* **Description of the task**:
Each record is to be printed again exactly, though not its pictures.

* **Records provided**:
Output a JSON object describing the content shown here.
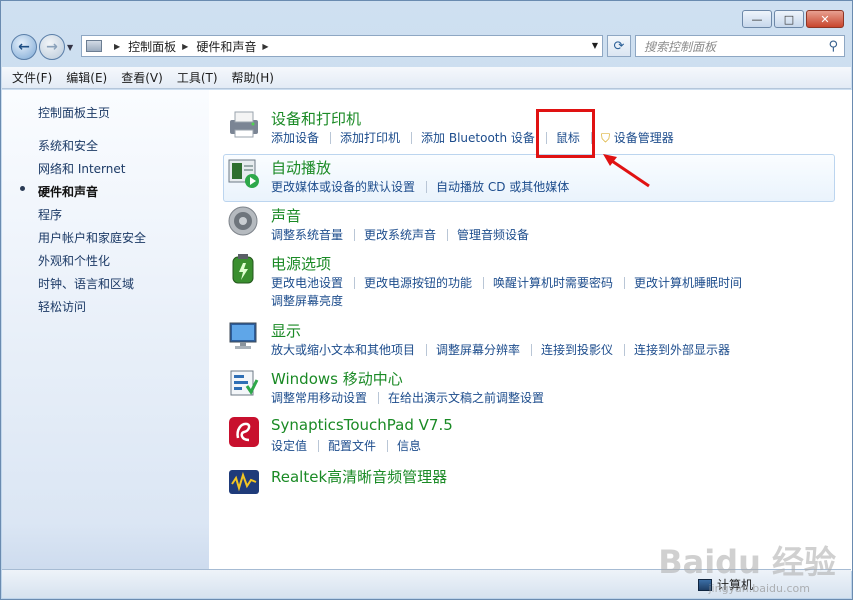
{
  "window": {
    "controls": {
      "minimize": "—",
      "maximize": "□",
      "close": "✕"
    }
  },
  "nav": {
    "back_icon": "←",
    "forward_icon": "→",
    "breadcrumb": [
      "控制面板",
      "硬件和声音"
    ],
    "search_placeholder": "搜索控制面板"
  },
  "menu": [
    "文件(F)",
    "编辑(E)",
    "查看(V)",
    "工具(T)",
    "帮助(H)"
  ],
  "sidebar": {
    "items": [
      {
        "label": "控制面板主页",
        "active": false
      },
      {
        "label": "系统和安全",
        "active": false
      },
      {
        "label": "网络和 Internet",
        "active": false
      },
      {
        "label": "硬件和声音",
        "active": true
      },
      {
        "label": "程序",
        "active": false
      },
      {
        "label": "用户帐户和家庭安全",
        "active": false
      },
      {
        "label": "外观和个性化",
        "active": false
      },
      {
        "label": "时钟、语言和区域",
        "active": false
      },
      {
        "label": "轻松访问",
        "active": false
      }
    ]
  },
  "categories": [
    {
      "title": "设备和打印机",
      "icon": "printer-icon",
      "links": [
        "添加设备",
        "添加打印机",
        "添加 Bluetooth 设备",
        "鼠标",
        "设备管理器"
      ]
    },
    {
      "title": "自动播放",
      "icon": "autoplay-icon",
      "links": [
        "更改媒体或设备的默认设置",
        "自动播放 CD 或其他媒体"
      ]
    },
    {
      "title": "声音",
      "icon": "speaker-icon",
      "links": [
        "调整系统音量",
        "更改系统声音",
        "管理音频设备"
      ]
    },
    {
      "title": "电源选项",
      "icon": "battery-icon",
      "links": [
        "更改电池设置",
        "更改电源按钮的功能",
        "唤醒计算机时需要密码",
        "更改计算机睡眠时间",
        "调整屏幕亮度"
      ]
    },
    {
      "title": "显示",
      "icon": "monitor-icon",
      "links": [
        "放大或缩小文本和其他项目",
        "调整屏幕分辨率",
        "连接到投影仪",
        "连接到外部显示器"
      ]
    },
    {
      "title": "Windows 移动中心",
      "icon": "mobility-center-icon",
      "links": [
        "调整常用移动设置",
        "在给出演示文稿之前调整设置"
      ]
    },
    {
      "title": "SynapticsTouchPad V7.5",
      "icon": "synaptics-icon",
      "links": [
        "设定值",
        "配置文件",
        "信息"
      ]
    },
    {
      "title": "Realtek高清晰音频管理器",
      "icon": "realtek-icon",
      "links": []
    }
  ],
  "status": {
    "computer_label": "计算机"
  },
  "watermark": {
    "text": "Baidu 经验",
    "sub": "jingyan.baidu.com"
  },
  "colors": {
    "category_title": "#1a8a25",
    "link": "#1c4c8c",
    "highlight_box": "#e01212"
  }
}
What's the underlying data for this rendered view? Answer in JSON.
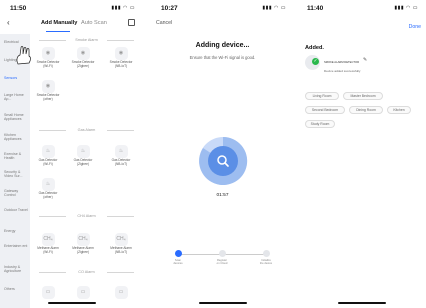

* **Task response**:
Output a JSON object describing the content shown here.
{
  "window": {
    "controls": {
      "minimize": "—",
      "maximize": "□",
      "close": "✕"
    }
  },
  "nav": {
    "back_icon": "←",
    "forward_icon": "→",
    "breadcrumb": [
      "控制面板",
      "硬件和声音"
    ],
    "search_placeholder": "搜索控制面板"
  },
  "menu": [
    "文件(F)",
    "编辑(E)",
    "查看(V)",
    "工具(T)",
    "帮助(H)"
  ],
  "sidebar": {
    "items": [
      {
        "label": "控制面板主页",
        "active": false
      },
      {
        "label": "系统和安全",
        "active": false
      },
      {
        "label": "网络和 Internet",
        "active": false
      },
      {
        "label": "硬件和声音",
        "active": true
      },
      {
        "label": "程序",
        "active": false
      },
      {
        "label": "用户帐户和家庭安全",
        "active": false
      },
      {
        "label": "外观和个性化",
        "active": false
      },
      {
        "label": "时钟、语言和区域",
        "active": false
      },
      {
        "label": "轻松访问",
        "active": false
      }
    ]
  },
  "categories": [
    {
      "title": "设备和打印机",
      "icon": "printer-icon",
      "links": [
        "添加设备",
        "添加打印机",
        "添加 Bluetooth 设备",
        "鼠标",
        "设备管理器"
      ]
    },
    {
      "title": "自动播放",
      "icon": "autoplay-icon",
      "links": [
        "更改媒体或设备的默认设置",
        "自动播放 CD 或其他媒体"
      ]
    },
    {
      "title": "声音",
      "icon": "speaker-icon",
      "links": [
        "调整系统音量",
        "更改系统声音",
        "管理音频设备"
      ]
    },
    {
      "title": "电源选项",
      "icon": "battery-icon",
      "links": [
        "更改电池设置",
        "更改电源按钮的功能",
        "唤醒计算机时需要密码",
        "更改计算机睡眠时间",
        "调整屏幕亮度"
      ]
    },
    {
      "title": "显示",
      "icon": "monitor-icon",
      "links": [
        "放大或缩小文本和其他项目",
        "调整屏幕分辨率",
        "连接到投影仪",
        "连接到外部显示器"
      ]
    },
    {
      "title": "Windows 移动中心",
      "icon": "mobility-center-icon",
      "links": [
        "调整常用移动设置",
        "在给出演示文稿之前调整设置"
      ]
    },
    {
      "title": "SynapticsTouchPad V7.5",
      "icon": "synaptics-icon",
      "links": [
        "设定值",
        "配置文件",
        "信息"
      ]
    },
    {
      "title": "Realtek高清晰音频管理器",
      "icon": "realtek-icon",
      "links": []
    }
  ],
  "status": {
    "computer_label": "计算机"
  },
  "watermark": {
    "text": "Baidu 经验",
    "sub": "jingyan.baidu.com"
  },
  "colors": {
    "category_title": "#1a8a25",
    "link": "#1c4c8c",
    "highlight_box": "#e01212"
  }
}
What's the underlying data for this rendered view? Answer in JSON.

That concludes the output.